Alzheimer’s Disease Risk Biomarker
In collaboration with scientists at Duke University Medical Center, a Cabernet Pharmaceuticals team described a genetics-based risk algorithm as a simple prognostic tool for assessing age-of-onset of Alzheimer’s disease in cognitively normal, elderly subjects (Roses et al, 2010, Roses et al, 2014, Lutz et al, 2016, Roses et al, 2016). The algorithm comprised APOE (apolipoprotein E) and TOMM40 (translocase of outer mitochondrial membrane) genes associated with Alzheimer’s. Cabernet assisted with filing a patent for a risk algorithm and sought a partner for a drug/device co-development program to validate the biomarker.
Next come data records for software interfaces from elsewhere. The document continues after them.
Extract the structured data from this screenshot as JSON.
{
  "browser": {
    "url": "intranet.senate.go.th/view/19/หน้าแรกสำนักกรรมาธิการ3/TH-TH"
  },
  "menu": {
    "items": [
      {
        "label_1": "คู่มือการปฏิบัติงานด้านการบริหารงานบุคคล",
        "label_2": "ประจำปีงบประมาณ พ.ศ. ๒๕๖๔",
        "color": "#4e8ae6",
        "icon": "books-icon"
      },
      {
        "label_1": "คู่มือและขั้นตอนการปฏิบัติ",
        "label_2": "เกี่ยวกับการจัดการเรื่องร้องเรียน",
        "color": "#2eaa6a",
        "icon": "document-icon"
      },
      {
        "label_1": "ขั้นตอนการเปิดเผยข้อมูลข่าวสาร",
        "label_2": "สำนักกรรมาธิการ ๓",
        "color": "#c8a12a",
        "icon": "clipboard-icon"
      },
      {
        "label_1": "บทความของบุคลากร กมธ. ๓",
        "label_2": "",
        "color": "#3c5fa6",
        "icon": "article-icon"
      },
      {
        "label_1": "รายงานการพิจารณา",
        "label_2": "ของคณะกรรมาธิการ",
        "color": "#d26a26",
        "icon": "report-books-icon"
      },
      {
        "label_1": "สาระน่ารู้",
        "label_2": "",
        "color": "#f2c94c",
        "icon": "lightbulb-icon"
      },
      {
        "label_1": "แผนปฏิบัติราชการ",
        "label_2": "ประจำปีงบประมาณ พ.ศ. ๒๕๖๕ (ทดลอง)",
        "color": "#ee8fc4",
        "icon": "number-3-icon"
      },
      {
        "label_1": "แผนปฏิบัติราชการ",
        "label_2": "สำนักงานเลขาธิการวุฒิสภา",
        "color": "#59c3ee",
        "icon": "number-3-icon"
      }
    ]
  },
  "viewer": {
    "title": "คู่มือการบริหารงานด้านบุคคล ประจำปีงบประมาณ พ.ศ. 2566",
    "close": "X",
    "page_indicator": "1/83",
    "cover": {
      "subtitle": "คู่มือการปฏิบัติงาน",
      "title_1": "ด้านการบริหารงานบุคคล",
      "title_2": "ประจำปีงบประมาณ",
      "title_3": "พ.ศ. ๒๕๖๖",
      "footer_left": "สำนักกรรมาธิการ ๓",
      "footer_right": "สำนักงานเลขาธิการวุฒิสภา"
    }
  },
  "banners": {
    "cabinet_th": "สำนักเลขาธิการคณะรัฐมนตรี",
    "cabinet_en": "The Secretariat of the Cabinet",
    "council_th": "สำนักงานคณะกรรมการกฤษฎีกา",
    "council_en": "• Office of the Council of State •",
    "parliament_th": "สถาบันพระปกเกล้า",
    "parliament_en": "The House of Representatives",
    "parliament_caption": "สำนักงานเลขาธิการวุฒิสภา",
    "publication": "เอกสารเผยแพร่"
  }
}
Cabernet also presented to the Food and Drug Administration, through a Voluntary Exploratory Data Submission, a clinical-development strategy to qualify a biomarker and test a potential therapeutic to delay the onset of mild cognitive impairment due to Alzheimer’s in cognitively normal but high-risk individuals. A pre-study, “enabling” phase was then initiated in collaboration with clinical-site teams from the Joseph and Kathleen Bryan Alzheimer’s Disease Research Center at Duke and from Imperial College London. This step focused on preparing pivotal research sites for accelerated recruitment by identifying “research-ready” subject populations within site-specific registries before enrollment commenced. (Romero et al, 2014, Hayden et al, 2014, Larsen et al, 2015).
The resulting Phase III clinical trial, called the TOMMORROW study and sponsored by the Zinfandel-Takeda alliance, is under way and fully enrolled.